Day 9: Heading for Bag End

We woke up this morning to the tune of singing birds, nut looking out throughout the window didn’t yield the nice view we were hoping for. Grey overcast skies with a chance of rain were to be the weather for this day.

Whangamata was destined to receive a few drops of rain over the next few days, which meant that us leaving was going to be a good idea. We don’t like rain during our holiday! 🙂
The destination for today is Rotorua, or Rotovegas, as the locals affectionately call it.

But first, another stop has to be made. Back home, we made reservations for a tour starting in Matamata. This trip tours the movie set for all Hobbit movies, and also was the location for all hobbit related shots in the three movies of Lord of the Rings.
The set is left full intact, just the way it used to be when shooting the Hobbit movies.
It now has more tourists. 😉

The movie set is strangely fascinating, in ways we never though it would. The site is very scenic in itself, and adding the movie set just creates a fascinatingly weird sense of oddity. We tourists don’t belong there, it is home to the Hobbits!
While you know everything is fake and just an outer shell, the attention to detail while creating the scenes is staggering. It includes beaten paths to laundry (by real people, over time), Hobbit holes in various sizes and scales (60%, 90%), a completely fake tree (built, painted and repainted after a year) and a field in a location which used to be a swamp.
It also is really expensive, but totally worth the visit. Trust me!

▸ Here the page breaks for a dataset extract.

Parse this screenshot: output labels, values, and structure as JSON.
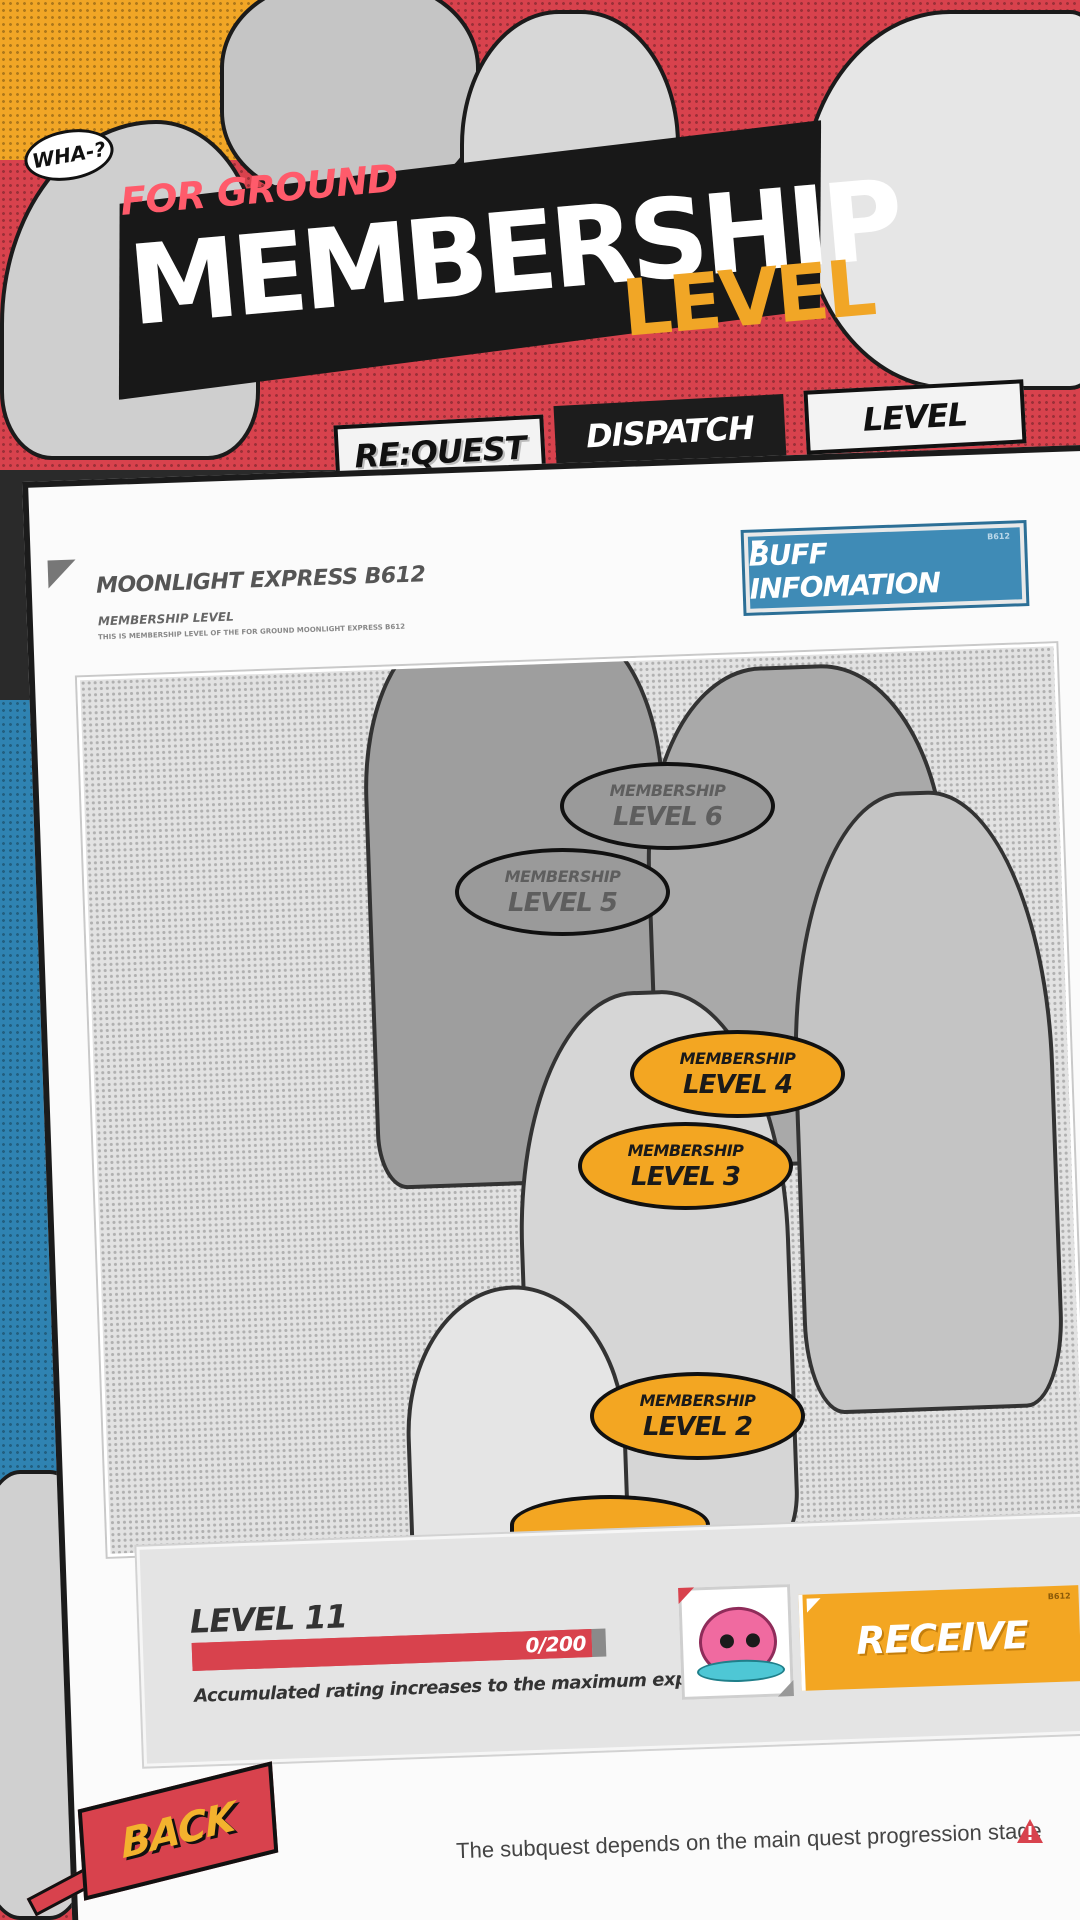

After this trip down to Tolkien’s imagination, a short drive took us via very curvy roads to New Zealand’s most visited town: Rotorua.
Famous for its geothermal activity the town is dotted with small geysers, mud pools and boiling pits of water. It also is really touristic, hence the local nickname of Rotovegas. The people even have erected a similar sign right at the start of the town!
We ended the walk through the local park with the geysers, mud pools and pits of boiling, smelly, water. Also, we dined at a place called Fat Dog before retiring to the Robertsons House B&B. built back in the 1880’s it again is a colonial style wooden house lovingly maintained by its current owner. Hat tip to John for giving us inspiration for the walk this afternoon!

Tomorrow, more smelly water, geysers and walks, we are off to see the region’s most famous places: the thermal parks!